What enthralls me most about Gabriel Garcia Márquez’s writing is his characters’ penchant for boldly diving headfirst into love. It’s a contagious idea, to dismiss fear entirely for the sake of the heart, and it’s hard not to take on that fearlessness while engrossed in one of his novels.
Attempts to echo that intrepidness in real life reminds us about the genre Márquez created – magical realism – and his Nobel-winning ability to indistinguishably blend fantasy with reality. His skill is in convincing readers that a man could reasonably be trailed by a constant cloud of yellow butterflies, as we witness in 100 Years Of Solitude, thus it follows that the nature of love as described by the author would play by the same rules. We all know butterflies don’t flock that way, and that love isn’t so simple, but reading the Colombian writer’s books suspends disbelief long enough for magic to seep into actual reality. That’s what makes him such a legendary writer.
You have to wonder how a person develops the ability to communicate ideas and imagery in such a way that readers are brought to tears heavy with suffering, to uncontrollable bouts of wistful nostalgia, or to elation beyond comprehension. Some might say innate talent, others dumb luck, while Márquez himself is quoted as referencing the storytelling style of his grandparents as inspiration.
For me, it took visiting Colombia twice within three months to begin to grasp his perspective. I had wanted to see the city of Cartagena ever since I discovered it was the supposed setting for Love In The Time Of Cholera, which I devoured as a young teenager, plagued with the affliction of constantly falling in love.
Years later brings us to 2016, when that dream has come to life. The opportunity to visit the country became available on what was supposed to be a Pan-American wildlife-searching expedition, kicking off in Guatemala and terminating in Colombia. I made it as far as Belize, which took hold of my wild heart. Only once it was broken did I move on to finish my trip, with time left solely for my final stop: Colombia.
Colombia, Colombia, Colombia. I didn’t really know what to expect. The news says so many negative things, things that rile up my dad’s typical anxiety when I travel to places that are beyond 15 miles of my hometown of San Francisco. Cocaine, kingpins, violence, murder, kidnappings... stuff dads don’t like. These things may exist in Colombia, but let’s be honest; they exist everywhere.
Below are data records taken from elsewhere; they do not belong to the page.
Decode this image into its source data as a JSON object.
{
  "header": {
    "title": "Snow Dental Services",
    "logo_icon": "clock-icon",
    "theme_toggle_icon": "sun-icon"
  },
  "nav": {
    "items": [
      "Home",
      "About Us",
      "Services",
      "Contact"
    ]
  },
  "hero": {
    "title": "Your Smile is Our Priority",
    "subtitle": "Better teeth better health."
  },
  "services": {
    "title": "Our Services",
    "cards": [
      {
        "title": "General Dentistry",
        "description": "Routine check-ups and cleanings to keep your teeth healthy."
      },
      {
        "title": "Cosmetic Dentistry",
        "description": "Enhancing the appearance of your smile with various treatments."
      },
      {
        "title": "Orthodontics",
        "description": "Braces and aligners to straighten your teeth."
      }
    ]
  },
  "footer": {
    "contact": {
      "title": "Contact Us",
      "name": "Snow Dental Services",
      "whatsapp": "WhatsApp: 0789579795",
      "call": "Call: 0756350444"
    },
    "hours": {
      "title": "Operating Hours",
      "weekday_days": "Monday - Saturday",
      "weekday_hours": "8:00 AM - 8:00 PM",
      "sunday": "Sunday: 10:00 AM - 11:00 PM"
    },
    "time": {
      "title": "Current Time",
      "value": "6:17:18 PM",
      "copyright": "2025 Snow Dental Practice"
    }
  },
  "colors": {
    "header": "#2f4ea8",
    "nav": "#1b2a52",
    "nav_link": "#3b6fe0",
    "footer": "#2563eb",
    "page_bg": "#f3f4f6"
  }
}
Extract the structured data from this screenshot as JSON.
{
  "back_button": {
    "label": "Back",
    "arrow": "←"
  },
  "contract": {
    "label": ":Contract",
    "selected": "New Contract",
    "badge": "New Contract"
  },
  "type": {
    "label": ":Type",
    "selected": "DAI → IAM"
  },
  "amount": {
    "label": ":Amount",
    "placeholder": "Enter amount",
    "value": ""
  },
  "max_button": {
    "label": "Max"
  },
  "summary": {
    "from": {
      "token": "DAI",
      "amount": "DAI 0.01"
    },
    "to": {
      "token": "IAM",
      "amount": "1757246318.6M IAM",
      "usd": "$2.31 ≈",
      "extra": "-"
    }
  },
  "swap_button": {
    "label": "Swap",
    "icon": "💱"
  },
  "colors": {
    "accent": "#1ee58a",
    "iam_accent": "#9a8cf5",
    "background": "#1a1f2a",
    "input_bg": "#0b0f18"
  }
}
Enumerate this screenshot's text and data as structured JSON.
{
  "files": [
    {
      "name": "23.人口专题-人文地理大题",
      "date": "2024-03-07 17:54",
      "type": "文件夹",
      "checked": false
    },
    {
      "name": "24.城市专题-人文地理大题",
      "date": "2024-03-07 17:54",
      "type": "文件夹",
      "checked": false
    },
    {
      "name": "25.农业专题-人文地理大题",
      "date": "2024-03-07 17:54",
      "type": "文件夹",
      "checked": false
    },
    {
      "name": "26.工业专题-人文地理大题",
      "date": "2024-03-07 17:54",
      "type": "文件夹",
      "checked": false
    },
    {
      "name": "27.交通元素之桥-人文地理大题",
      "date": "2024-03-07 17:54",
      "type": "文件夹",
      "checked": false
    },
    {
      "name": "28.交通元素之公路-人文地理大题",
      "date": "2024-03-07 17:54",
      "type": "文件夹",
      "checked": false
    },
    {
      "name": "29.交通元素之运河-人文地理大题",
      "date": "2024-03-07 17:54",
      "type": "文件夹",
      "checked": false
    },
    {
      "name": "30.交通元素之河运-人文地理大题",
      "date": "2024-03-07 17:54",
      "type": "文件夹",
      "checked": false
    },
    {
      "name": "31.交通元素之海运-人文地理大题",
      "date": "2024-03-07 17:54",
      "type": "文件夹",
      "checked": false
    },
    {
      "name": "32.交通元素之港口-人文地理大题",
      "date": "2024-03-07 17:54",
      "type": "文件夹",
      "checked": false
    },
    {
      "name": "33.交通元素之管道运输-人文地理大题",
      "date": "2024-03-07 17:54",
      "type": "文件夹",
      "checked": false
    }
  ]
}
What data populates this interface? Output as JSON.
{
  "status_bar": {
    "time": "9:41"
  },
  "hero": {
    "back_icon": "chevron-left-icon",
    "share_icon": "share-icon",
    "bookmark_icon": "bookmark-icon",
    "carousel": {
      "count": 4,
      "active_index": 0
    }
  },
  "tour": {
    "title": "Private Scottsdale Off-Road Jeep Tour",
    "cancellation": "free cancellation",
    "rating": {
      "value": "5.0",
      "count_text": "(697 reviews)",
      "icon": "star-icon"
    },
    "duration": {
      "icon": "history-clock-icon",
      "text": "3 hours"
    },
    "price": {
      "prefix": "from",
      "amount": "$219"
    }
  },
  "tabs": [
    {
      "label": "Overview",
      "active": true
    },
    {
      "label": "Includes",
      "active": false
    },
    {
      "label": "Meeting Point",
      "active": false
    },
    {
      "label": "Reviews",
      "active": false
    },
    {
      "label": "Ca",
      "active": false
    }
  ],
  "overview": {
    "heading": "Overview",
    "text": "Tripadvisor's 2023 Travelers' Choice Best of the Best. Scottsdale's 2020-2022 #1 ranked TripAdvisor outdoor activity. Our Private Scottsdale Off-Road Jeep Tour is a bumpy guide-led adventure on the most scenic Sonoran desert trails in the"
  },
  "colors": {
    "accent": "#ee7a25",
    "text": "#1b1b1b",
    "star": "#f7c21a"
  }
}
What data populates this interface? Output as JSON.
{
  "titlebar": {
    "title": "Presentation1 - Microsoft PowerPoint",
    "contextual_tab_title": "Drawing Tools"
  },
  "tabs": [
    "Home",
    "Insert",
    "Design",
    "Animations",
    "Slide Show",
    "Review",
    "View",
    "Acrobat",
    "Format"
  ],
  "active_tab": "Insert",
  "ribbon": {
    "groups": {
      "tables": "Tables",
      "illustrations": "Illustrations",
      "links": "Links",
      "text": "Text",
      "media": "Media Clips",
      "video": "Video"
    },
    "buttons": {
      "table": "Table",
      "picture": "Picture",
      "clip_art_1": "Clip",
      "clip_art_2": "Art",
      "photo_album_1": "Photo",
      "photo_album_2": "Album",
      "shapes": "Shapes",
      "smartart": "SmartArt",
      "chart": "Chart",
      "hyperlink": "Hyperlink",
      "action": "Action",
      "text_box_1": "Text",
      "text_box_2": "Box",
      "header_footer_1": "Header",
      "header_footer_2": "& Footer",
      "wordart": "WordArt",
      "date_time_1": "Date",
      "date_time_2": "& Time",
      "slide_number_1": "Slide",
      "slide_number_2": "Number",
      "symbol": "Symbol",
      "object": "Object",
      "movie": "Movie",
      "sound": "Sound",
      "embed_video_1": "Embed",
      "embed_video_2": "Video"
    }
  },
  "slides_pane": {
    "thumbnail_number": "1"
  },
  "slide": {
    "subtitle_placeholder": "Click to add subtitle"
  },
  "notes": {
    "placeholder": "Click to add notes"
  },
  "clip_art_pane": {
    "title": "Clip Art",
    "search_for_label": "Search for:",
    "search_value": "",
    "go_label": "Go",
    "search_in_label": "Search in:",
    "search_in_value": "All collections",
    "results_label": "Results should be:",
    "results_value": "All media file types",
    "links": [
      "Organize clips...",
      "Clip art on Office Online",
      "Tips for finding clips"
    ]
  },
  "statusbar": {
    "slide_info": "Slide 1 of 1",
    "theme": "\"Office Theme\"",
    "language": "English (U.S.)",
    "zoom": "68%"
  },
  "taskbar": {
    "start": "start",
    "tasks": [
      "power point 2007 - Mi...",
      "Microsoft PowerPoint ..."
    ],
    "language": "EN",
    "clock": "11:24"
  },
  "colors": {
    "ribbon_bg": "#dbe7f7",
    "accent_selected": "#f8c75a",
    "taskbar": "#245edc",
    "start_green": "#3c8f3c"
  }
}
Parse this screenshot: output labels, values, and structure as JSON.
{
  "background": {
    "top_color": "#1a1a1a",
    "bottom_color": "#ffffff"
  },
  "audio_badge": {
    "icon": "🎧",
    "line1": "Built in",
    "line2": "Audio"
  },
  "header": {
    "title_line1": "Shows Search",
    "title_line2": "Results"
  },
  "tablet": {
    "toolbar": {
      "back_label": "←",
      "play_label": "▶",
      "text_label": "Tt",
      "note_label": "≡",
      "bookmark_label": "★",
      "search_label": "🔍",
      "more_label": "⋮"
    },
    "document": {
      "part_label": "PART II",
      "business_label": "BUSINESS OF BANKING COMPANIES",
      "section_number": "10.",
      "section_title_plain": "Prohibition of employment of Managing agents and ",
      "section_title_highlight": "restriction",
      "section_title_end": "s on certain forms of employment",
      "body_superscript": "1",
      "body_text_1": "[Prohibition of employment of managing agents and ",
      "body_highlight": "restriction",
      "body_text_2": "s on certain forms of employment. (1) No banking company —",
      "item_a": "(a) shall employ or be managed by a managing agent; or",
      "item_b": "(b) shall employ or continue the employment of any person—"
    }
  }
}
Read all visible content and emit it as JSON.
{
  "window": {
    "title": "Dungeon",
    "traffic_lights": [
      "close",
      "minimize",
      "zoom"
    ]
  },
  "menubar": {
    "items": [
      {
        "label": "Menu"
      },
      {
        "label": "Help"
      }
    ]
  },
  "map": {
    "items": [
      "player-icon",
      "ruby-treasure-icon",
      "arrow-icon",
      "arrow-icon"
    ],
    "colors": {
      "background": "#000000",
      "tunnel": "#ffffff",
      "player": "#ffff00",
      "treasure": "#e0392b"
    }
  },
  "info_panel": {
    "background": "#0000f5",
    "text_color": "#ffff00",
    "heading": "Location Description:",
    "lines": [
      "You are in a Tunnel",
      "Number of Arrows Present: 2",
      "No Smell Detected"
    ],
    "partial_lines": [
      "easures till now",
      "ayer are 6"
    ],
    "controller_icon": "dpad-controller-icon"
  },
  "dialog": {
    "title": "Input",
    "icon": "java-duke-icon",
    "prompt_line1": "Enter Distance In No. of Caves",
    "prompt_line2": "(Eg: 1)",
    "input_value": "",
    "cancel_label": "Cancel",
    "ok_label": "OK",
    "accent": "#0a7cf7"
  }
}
Even so, the news never mentions the people. It doesn’t talk about their glowing warmth, their love of bright colors, their genuine kindness. Nowhere in the news does it mention that Colombians will treat you like family, feeding you and caring for you no matter how thrown-together your Spanish is. They will go out of their way to ensure your comfort. This simply hasn’t been part of the international narrative about Colombia, which means a lot of people are missing out.
Fortunately that narrative is changing, and not just because of the recent ceasefire and a peace deal in the works. Colombia is speaking for itself: the biodiversity (the best in the world), the diverse and delicious food, the colors (both fabricated and in nature), and the environments ranging from Amazon jungle to Caribbean sea to Andes mountains. There’s a deep commitment to conserving that verdant, Garden of Eden green teeming with every type of beast. This is Colombia.
The culture is passionate, fueled by a fire that leads to salsa dancing, and a universal dedication towards preserving that which makes Colombia, Colombia. Like the quality of the coffee, which is what has brought me back so quickly on the tails of my first visit. They don’t mess around when it comes to coffee. Strangers talk to each other. They help each other. They love each other. There’s a tremendous amount of love, with no attempt to hide it, only to share it. With so much fire and color and love, the thought of being trailed by butterflies doesn’t seem as strange as it used to.
When you’re in Colombia, you can feel poetry tracing its fingers along your skin. Your heart opens and so do your ears. Whether you’re chasing the scent of gardenias in Cartagena or soaking your weary skin in the thermal pools near Pereira, Colombia will inject color and love into your life, one way or another.
And so you begin to see the magic Gabriel Garcia Márquez writes about, and come to find out that the truth is, it’s more real than you could have ever imagined.